While traditional Medicare Advantage may not allow such, the CMMI Value Based Insurance Design (VBID) model for 2020 allowed Value-Based Insurance Design by condition, socioeconomic status, or both. Taking advantage of this program may allow for more customized and customizable supplemental benefit designs and more effective testing and iteration of consumer-driven benefit choices. We as an industry should continue to push and expand this faster cycle-time approach, such as perhaps allowed under a well-designed VBID model, to keep pace with technology and the evolution of medical knowledge.

The other interesting trend of the day was diversification. As a matter of fact, it was mentioned so much today that I was ready to start printing tee shirts. On the health plan side, we expect to continue to see diversification of their offerings to include services and tools. Centene’s Neidorff cited to Babylon, Quartet, Wellframe and RxAdvance as diversifying partnerships and said to expect to see a lot more of this type of investment activity coming out of Centene in this area.
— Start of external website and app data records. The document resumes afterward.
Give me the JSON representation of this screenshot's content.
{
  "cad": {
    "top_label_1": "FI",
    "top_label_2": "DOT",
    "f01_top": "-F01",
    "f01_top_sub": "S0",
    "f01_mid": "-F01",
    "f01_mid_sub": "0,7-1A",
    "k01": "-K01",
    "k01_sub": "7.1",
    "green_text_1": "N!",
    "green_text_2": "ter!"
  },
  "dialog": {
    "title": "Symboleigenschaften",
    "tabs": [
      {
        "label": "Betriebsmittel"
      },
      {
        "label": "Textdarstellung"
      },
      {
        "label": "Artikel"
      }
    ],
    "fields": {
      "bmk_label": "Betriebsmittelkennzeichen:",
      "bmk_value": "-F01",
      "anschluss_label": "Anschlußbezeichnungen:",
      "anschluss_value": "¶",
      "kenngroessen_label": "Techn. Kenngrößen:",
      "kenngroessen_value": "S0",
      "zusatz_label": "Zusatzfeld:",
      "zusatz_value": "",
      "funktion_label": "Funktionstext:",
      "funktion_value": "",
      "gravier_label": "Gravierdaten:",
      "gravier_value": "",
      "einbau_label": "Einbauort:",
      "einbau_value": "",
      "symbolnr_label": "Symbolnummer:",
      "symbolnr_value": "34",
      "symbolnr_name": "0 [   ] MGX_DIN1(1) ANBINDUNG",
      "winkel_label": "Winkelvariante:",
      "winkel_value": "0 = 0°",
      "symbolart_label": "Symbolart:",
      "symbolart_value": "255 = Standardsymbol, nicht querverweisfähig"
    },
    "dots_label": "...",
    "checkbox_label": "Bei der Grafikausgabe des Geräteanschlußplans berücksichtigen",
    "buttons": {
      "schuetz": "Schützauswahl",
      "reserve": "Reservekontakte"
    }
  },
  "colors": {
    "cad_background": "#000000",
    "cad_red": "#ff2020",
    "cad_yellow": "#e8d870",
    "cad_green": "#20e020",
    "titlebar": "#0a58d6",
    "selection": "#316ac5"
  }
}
Humana also will continue to focus on diversification that meets its primary objectives, including slowing disease progress while reducing cost – which means potentially more investments by Humana in provider entities and service capabilities. We also continued to see diversification efforts by health systems, who cited their revenue cycle management offerings, their health plans, their physician entities, their research commercialization, their generic pharmaceutical manufacturing and their pharmacy benefit management services, among others. Interestingly, this included both faith-based and non-faith based systems, as the entire sector is moving toward a broader scope of offerings to both control costs, touch more of the patient premium and anticipate the trend toward value and risk.

Other interesting moments of the day:

  • Concerto HealthAI which is focusing on the application of real word data through AI in the precision oncology space. With a goal of reducing cancer deaths by 25% in the next 10 years, this system works to predict metastatic status and survival rates with precision oncology treatment to better structure, organize and implement clinical trials. They are partnering with Texas Oncology (one of the largest community oncology practices in the country) to apply AI tools to advanced precision medicine.
  • Teladoc’s acquisition of Intouch Health, which provides virtualization tools in the inpatient setting. This extend Teladoc’s continuum from home to office to urgent care to acute setting. Provides more opportunity for revenue growth and addressable market. Teladoc was reporting a 60% CAGR in visits and revenue.   Does this also allow for additional solutions for the perennial problem of effective care transitions?
  • Home run of the year – Bon Secours Mercy Health sale of a majority stake of their Ensemble revenue cycle management business, bought by them in 2016 for $60 million, and sold for $1.2 billion in 2019. Pretty good revenue cycle growth!
  • The growth of Navitus, a pharmacy benefit management company owned by SSM Health. Navitus is based on a fully transparent pass-through model, which is an interesting alternative market model to the more traditional rebate based, less transparent model adopted by other PBMs.

Click for notes on Day 2 and Day 3 of the 2020 J.P. Morgan Healthcare Conference.